by Misbah Saba Malik, Li Hao
ISLAMABAD, March 18 (Xinhua) -- Muhammad Mateen Hashmi, a lecturer at the Chinese language department of the Islamabad-based National University of Modern Languages (NUML), said he has seen local residents take an increasing interest in the Chinese language.
This is because of the strengthening of friendship between Pakistan and China, he said, adding that China-Pakistan Economic Corridor (CPEC) has prompted more people to learn the Chinese language for getting jobs or working better there.
"People-to-people friendship and knowing each other are deepening every year ... and in the near future I foresee more and more Pakistani people learning Chinese," he said.
Hashmi was a student in Shanghai Normal University in 2012 and got a degree in Chinese language teaching. "I had interest in the Chinese language since I was a kid, rather than the popular language English. Even in my childhood, I knew that I would be learning Chinese when I grew up," he said.
His study of Chinese started as early as 2008. In 2009, he attended a summer camp in Beijing.
"During the summer camp, I had the first hand interaction with native speakers and saw the beauty of the language, so I ended up making my mind to live with the Chinese language by learning and teaching it for the rest of my life," Hashmi said.
In the Confucius Institute in NUML, Zhang Daojian, 47, has been working for more than eight years.
The Confucius Institute, which was jointly established by Beijing Language and Culture University in 2005, is the first of its kind in Pakistan.
"Our main work is to conduct Chinese teaching activities and Chinese proficiency tests. We also collaborate with famous Pakistani universities and schools to teach Chinese. We have over 2,000 students per year on average," said Zhang, vice president of the Confucius Institute, Islamabad.
To help Pakistani students have a better understanding of the Chinese culture and history, Zhang said, his institute each year holds more than 20 cultural events and have organized summer camps to send students to China.

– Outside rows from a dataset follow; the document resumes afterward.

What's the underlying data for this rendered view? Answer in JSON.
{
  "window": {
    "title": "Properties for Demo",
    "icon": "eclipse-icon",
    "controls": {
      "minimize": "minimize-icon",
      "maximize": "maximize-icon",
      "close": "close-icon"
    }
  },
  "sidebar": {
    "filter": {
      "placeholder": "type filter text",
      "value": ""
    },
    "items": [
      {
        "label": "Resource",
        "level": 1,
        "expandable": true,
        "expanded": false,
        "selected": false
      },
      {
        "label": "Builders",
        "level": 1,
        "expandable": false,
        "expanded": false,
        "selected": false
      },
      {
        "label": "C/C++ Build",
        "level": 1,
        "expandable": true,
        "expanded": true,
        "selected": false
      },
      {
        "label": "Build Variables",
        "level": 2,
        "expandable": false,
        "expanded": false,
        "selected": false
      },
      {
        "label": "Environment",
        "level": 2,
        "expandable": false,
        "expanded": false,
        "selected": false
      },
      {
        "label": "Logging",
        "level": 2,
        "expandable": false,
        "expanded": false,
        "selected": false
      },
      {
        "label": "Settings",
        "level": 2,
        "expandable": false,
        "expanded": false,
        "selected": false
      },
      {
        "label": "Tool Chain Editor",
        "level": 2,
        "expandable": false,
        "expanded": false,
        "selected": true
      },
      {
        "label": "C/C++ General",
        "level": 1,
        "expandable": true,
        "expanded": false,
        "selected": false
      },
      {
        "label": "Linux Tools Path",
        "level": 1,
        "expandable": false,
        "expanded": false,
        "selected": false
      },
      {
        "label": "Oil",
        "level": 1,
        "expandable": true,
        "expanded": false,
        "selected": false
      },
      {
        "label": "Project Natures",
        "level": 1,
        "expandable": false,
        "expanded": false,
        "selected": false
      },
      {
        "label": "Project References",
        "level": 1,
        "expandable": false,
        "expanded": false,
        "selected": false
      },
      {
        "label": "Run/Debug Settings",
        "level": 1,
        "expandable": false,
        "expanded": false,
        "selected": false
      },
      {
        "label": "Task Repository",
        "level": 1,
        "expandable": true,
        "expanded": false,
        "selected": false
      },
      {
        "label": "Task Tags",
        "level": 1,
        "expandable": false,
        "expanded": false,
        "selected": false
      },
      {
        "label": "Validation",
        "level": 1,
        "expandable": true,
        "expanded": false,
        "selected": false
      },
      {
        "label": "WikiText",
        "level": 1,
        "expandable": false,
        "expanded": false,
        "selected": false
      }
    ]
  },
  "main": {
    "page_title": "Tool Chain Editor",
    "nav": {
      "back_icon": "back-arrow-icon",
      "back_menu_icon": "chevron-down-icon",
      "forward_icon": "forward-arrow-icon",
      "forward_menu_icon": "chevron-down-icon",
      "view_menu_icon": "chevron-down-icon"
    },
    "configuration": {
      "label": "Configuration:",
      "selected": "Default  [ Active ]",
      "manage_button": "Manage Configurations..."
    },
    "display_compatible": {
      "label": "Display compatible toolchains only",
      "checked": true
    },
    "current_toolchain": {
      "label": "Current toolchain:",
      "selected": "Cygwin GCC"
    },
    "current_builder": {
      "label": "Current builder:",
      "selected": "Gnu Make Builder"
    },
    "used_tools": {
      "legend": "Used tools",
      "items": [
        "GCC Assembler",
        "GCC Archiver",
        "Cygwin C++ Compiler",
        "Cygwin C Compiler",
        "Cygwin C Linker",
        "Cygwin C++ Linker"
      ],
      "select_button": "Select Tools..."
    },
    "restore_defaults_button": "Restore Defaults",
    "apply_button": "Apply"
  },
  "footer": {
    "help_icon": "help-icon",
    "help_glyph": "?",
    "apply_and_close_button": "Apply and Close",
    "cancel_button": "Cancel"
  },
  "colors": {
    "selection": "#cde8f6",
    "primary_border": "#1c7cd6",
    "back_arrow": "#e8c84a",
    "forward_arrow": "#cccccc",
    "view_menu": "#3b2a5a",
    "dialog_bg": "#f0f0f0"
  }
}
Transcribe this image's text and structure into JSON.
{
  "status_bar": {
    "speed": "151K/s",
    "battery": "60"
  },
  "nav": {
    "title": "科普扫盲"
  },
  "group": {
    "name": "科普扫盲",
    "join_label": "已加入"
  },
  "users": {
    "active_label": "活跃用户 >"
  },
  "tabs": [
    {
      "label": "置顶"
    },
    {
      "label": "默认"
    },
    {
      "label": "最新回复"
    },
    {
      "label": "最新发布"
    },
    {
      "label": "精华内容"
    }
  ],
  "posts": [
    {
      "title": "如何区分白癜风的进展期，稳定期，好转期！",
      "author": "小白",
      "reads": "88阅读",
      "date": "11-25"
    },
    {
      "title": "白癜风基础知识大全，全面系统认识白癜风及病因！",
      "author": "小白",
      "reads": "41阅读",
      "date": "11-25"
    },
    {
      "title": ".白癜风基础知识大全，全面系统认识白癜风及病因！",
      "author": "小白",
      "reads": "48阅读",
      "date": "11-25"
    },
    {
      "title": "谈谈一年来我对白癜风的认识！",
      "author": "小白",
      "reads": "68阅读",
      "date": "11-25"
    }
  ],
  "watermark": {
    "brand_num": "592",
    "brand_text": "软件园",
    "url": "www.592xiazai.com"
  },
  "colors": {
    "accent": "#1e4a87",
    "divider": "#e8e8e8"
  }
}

"Our cultural activities include performance, calligraphy exhibition and traditional practices related to various Chinese festivals. The focus is to let local students experience it by themselves, which can stimulate their interest in further exploring the Chinses culture," he said.
Last month, Zhang spent his ninth Spring Festival in Pakistan. "The hospitality and friendliness that the Pakistani people show to the Chinese people in Pakistan are priceless, and I'm deeply touched," he said.
This year marks the 70th anniversary of the establishment of diplomatic relations between China and Pakistan. Their bilateral friendship has been enriched over the years, with the people-to-people bond being cemented, Zhang said.
Zhang said he is happy his work of teaching Chinese helps enhance the people-to-people exchanges between the two countries.
Currently, there are five Confucius Institutes and two Confucius Classrooms across Pakistan. According to the Pakistani think-tank Pakistan-China Institute, between 26,000 and 30,000 students are studying the Chinese language at various levels in Pakistan.
The Millennium Education is cooperating with China's Henan Normal University in operating the Millennium Confucius Classroom in Pakistan.
Sabina Zakir, director for language, outreach and communication in the Millennium Education, said that currently there are over 8,500 students of Chinese language in different schools related to the education organization across the country.
The purpose of offering Chinese language courses is for enhancing the people-to-people contact between the two brotherly countries, she told Xinhua.
"These children are going to be tomorrow's leaders, and they will understand not only the language, it's understanding the culture," Zakir said.
Hashmi said, "The friendship is being passed on to the coming generations with more strength because in the future there will be more people with basic understanding of the Chinese language and more with a fluency in it." Enditem